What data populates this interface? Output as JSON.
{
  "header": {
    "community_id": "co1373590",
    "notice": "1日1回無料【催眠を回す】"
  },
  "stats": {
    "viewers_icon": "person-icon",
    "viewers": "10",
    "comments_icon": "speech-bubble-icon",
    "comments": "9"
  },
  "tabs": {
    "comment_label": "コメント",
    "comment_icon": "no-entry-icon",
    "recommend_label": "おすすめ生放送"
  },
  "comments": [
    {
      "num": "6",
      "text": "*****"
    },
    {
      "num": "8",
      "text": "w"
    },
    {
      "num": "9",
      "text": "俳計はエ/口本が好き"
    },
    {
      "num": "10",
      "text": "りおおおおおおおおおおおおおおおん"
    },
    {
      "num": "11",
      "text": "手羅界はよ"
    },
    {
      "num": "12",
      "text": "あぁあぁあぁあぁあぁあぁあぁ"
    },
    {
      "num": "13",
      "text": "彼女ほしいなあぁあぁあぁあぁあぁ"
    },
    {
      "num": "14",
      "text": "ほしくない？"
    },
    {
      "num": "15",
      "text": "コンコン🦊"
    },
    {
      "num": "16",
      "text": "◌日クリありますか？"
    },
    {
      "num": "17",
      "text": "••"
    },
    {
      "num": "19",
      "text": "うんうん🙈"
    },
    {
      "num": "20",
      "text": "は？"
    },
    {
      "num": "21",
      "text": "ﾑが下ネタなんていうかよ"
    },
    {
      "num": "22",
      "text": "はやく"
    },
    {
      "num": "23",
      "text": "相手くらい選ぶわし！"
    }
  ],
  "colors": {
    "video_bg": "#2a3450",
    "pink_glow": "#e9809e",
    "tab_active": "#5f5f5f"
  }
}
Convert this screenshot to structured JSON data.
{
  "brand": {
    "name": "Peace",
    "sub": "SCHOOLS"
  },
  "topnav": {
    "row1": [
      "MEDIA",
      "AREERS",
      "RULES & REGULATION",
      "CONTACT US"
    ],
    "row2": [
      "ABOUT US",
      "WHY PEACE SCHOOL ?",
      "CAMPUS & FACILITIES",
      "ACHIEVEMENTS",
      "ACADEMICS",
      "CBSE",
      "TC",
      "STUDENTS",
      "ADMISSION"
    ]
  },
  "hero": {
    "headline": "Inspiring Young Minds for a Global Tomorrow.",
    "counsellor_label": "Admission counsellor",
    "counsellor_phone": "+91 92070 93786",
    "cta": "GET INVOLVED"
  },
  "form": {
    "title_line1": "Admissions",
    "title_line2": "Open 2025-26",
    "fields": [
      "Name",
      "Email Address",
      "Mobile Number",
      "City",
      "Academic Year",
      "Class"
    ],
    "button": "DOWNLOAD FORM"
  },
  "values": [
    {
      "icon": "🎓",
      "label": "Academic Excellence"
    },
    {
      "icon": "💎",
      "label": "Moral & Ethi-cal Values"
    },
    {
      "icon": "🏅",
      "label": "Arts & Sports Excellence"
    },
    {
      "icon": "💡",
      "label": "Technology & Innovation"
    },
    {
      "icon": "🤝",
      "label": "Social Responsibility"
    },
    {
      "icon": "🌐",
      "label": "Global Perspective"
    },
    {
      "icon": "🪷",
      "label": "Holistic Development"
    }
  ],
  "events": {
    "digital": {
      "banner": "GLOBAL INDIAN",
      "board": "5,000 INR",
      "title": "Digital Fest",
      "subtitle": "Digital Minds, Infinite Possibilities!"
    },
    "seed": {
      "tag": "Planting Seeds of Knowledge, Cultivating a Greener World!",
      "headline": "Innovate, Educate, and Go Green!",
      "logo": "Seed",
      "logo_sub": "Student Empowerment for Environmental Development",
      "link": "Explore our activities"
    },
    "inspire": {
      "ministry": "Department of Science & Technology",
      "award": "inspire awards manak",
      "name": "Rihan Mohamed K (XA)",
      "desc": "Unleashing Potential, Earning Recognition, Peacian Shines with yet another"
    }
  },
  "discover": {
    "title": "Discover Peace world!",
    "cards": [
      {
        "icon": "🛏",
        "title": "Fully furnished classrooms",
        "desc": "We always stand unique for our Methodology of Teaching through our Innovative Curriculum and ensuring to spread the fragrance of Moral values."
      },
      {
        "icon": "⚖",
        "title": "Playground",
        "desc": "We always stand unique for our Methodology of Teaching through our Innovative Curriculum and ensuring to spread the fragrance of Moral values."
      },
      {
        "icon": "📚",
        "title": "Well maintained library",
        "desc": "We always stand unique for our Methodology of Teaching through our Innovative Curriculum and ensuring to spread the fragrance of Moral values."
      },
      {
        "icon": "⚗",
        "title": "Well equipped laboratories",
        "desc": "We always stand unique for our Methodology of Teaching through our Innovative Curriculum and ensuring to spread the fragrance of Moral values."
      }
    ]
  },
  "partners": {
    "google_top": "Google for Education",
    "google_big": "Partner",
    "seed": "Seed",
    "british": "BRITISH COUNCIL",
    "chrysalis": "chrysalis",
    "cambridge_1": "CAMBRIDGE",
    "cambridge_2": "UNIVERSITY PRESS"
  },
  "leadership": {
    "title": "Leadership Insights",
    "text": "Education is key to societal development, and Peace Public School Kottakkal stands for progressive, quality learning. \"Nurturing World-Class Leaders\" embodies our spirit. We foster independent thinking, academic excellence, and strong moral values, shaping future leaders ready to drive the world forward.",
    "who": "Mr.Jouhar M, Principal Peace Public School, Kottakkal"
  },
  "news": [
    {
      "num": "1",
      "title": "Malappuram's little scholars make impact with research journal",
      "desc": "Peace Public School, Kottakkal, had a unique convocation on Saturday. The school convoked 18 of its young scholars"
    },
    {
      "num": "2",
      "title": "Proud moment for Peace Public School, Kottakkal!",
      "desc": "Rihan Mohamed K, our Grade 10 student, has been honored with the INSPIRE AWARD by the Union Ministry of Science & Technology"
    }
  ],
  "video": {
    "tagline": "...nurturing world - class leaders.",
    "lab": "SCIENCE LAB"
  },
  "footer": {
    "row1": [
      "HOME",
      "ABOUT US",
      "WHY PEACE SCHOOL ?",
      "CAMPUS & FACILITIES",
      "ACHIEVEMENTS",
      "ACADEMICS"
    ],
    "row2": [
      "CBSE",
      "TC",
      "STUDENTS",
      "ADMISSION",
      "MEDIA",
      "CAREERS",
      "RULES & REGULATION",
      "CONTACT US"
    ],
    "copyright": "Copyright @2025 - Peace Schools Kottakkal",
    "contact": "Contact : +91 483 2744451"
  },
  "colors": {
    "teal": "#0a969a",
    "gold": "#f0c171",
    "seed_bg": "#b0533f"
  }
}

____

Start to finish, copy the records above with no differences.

:: Answer to this exercise ::
What data populates this interface? Output as JSON.
{
  "header": {
    "community_id": "co1373590",
    "notice": "1日1回無料【催眠を回す】"
  },
  "stats": {
    "viewers_icon": "person-icon",
    "viewers": "10",
    "comments_icon": "speech-bubble-icon",
    "comments": "9"
  },
  "tabs": {
    "comment_label": "コメント",
    "comment_icon": "no-entry-icon",
    "recommend_label": "おすすめ生放送"
  },
  "comments": [
    {
      "num": "6",
      "text": "*****"
    },
    {
      "num": "8",
      "text": "w"
    },
    {
      "num": "9",
      "text": "俳計はエ/口本が好き"
    },
    {
      "num": "10",
      "text": "りおおおおおおおおおおおおおおおん"
    },
    {
      "num": "11",
      "text": "手羅界はよ"
    },
    {
      "num": "12",
      "text": "あぁあぁあぁあぁあぁあぁあぁ"
    },
    {
      "num": "13",
      "text": "彼女ほしいなあぁあぁあぁあぁあぁ"
    },
    {
      "num": "14",
      "text": "ほしくない？"
    },
    {
      "num": "15",
      "text": "コンコン🦊"
    },
    {
      "num": "16",
      "text": "◌日クリありますか？"
    },
    {
      "num": "17",
      "text": "••"
    },
    {
      "num": "19",
      "text": "うんうん🙈"
    },
    {
      "num": "20",
      "text": "は？"
    },
    {
      "num": "21",
      "text": "ﾑが下ネタなんていうかよ"
    },
    {
      "num": "22",
      "text": "はやく"
    },
    {
      "num": "23",
      "text": "相手くらい選ぶわし！"
    }
  ],
  "colors": {
    "video_bg": "#2a3450",
    "pink_glow": "#e9809e",
    "tab_active": "#5f5f5f"
  }
}
Convert this screenshot to structured JSON data.
{
  "brand": {
    "name": "Peace",
    "sub": "SCHOOLS"
  },
  "topnav": {
    "row1": [
      "MEDIA",
      "AREERS",
      "RULES & REGULATION",
      "CONTACT US"
    ],
    "row2": [
      "ABOUT US",
      "WHY PEACE SCHOOL ?",
      "CAMPUS & FACILITIES",
      "ACHIEVEMENTS",
      "ACADEMICS",
      "CBSE",
      "TC",
      "STUDENTS",
      "ADMISSION"
    ]
  },
  "hero": {
    "headline": "Inspiring Young Minds for a Global Tomorrow.",
    "counsellor_label": "Admission counsellor",
    "counsellor_phone": "+91 92070 93786",
    "cta": "GET INVOLVED"
  },
  "form": {
    "title_line1": "Admissions",
    "title_line2": "Open 2025-26",
    "fields": [
      "Name",
      "Email Address",
      "Mobile Number",
      "City",
      "Academic Year",
      "Class"
    ],
    "button": "DOWNLOAD FORM"
  },
  "values": [
    {
      "icon": "🎓",
      "label": "Academic Excellence"
    },
    {
      "icon": "💎",
      "label": "Moral & Ethi-cal Values"
    },
    {
      "icon": "🏅",
      "label": "Arts & Sports Excellence"
    },
    {
      "icon": "💡",
      "label": "Technology & Innovation"
    },
    {
      "icon": "🤝",
      "label": "Social Responsibility"
    },
    {
      "icon": "🌐",
      "label": "Global Perspective"
    },
    {
      "icon": "🪷",
      "label": "Holistic Development"
    }
  ],
  "events": {
    "digital": {
      "banner": "GLOBAL INDIAN",
      "board": "5,000 INR",
      "title": "Digital Fest",
      "subtitle": "Digital Minds, Infinite Possibilities!"
    },
    "seed": {
      "tag": "Planting Seeds of Knowledge, Cultivating a Greener World!",
      "headline": "Innovate, Educate, and Go Green!",
      "logo": "Seed",
      "logo_sub": "Student Empowerment for Environmental Development",
      "link": "Explore our activities"
    },
    "inspire": {
      "ministry": "Department of Science & Technology",
      "award": "inspire awards manak",
      "name": "Rihan Mohamed K (XA)",
      "desc": "Unleashing Potential, Earning Recognition, Peacian Shines with yet another"
    }
  },
  "discover": {
    "title": "Discover Peace world!",
    "cards": [
      {
        "icon": "🛏",
        "title": "Fully furnished classrooms",
        "desc": "We always stand unique for our Methodology of Teaching through our Innovative Curriculum and ensuring to spread the fragrance of Moral values."
      },
      {
        "icon": "⚖",
        "title": "Playground",
        "desc": "We always stand unique for our Methodology of Teaching through our Innovative Curriculum and ensuring to spread the fragrance of Moral values."
      },
      {
        "icon": "📚",
        "title": "Well maintained library",
        "desc": "We always stand unique for our Methodology of Teaching through our Innovative Curriculum and ensuring to spread the fragrance of Moral values."
      },
      {
        "icon": "⚗",
        "title": "Well equipped laboratories",
        "desc": "We always stand unique for our Methodology of Teaching through our Innovative Curriculum and ensuring to spread the fragrance of Moral values."
      }
    ]
  },
  "partners": {
    "google_top": "Google for Education",
    "google_big": "Partner",
    "seed": "Seed",
    "british": "BRITISH COUNCIL",
    "chrysalis": "chrysalis",
    "cambridge_1": "CAMBRIDGE",
    "cambridge_2": "UNIVERSITY PRESS"
  },
  "leadership": {
    "title": "Leadership Insights",
    "text": "Education is key to societal development, and Peace Public School Kottakkal stands for progressive, quality learning. \"Nurturing World-Class Leaders\" embodies our spirit. We foster independent thinking, academic excellence, and strong moral values, shaping future leaders ready to drive the world forward.",
    "who": "Mr.Jouhar M, Principal Peace Public School, Kottakkal"
  },
  "news": [
    {
      "num": "1",
      "title": "Malappuram's little scholars make impact with research journal",
      "desc": "Peace Public School, Kottakkal, had a unique convocation on Saturday. The school convoked 18 of its young scholars"
    },
    {
      "num": "2",
      "title": "Proud moment for Peace Public School, Kottakkal!",
      "desc": "Rihan Mohamed K, our Grade 10 student, has been honored with the INSPIRE AWARD by the Union Ministry of Science & Technology"
    }
  ],
  "video": {
    "tagline": "...nurturing world - class leaders.",
    "lab": "SCIENCE LAB"
  },
  "footer": {
    "row1": [
      "HOME",
      "ABOUT US",
      "WHY PEACE SCHOOL ?",
      "CAMPUS & FACILITIES",
      "ACHIEVEMENTS",
      "ACADEMICS"
    ],
    "row2": [
      "CBSE",
      "TC",
      "STUDENTS",
      "ADMISSION",
      "MEDIA",
      "CAREERS",
      "RULES & REGULATION",
      "CONTACT US"
    ],
    "copyright": "Copyright @2025 - Peace Schools Kottakkal",
    "contact": "Contact : +91 483 2744451"
  },
  "colors": {
    "teal": "#0a969a",
    "gold": "#f0c171",
    "seed_bg": "#b0533f"
  }
}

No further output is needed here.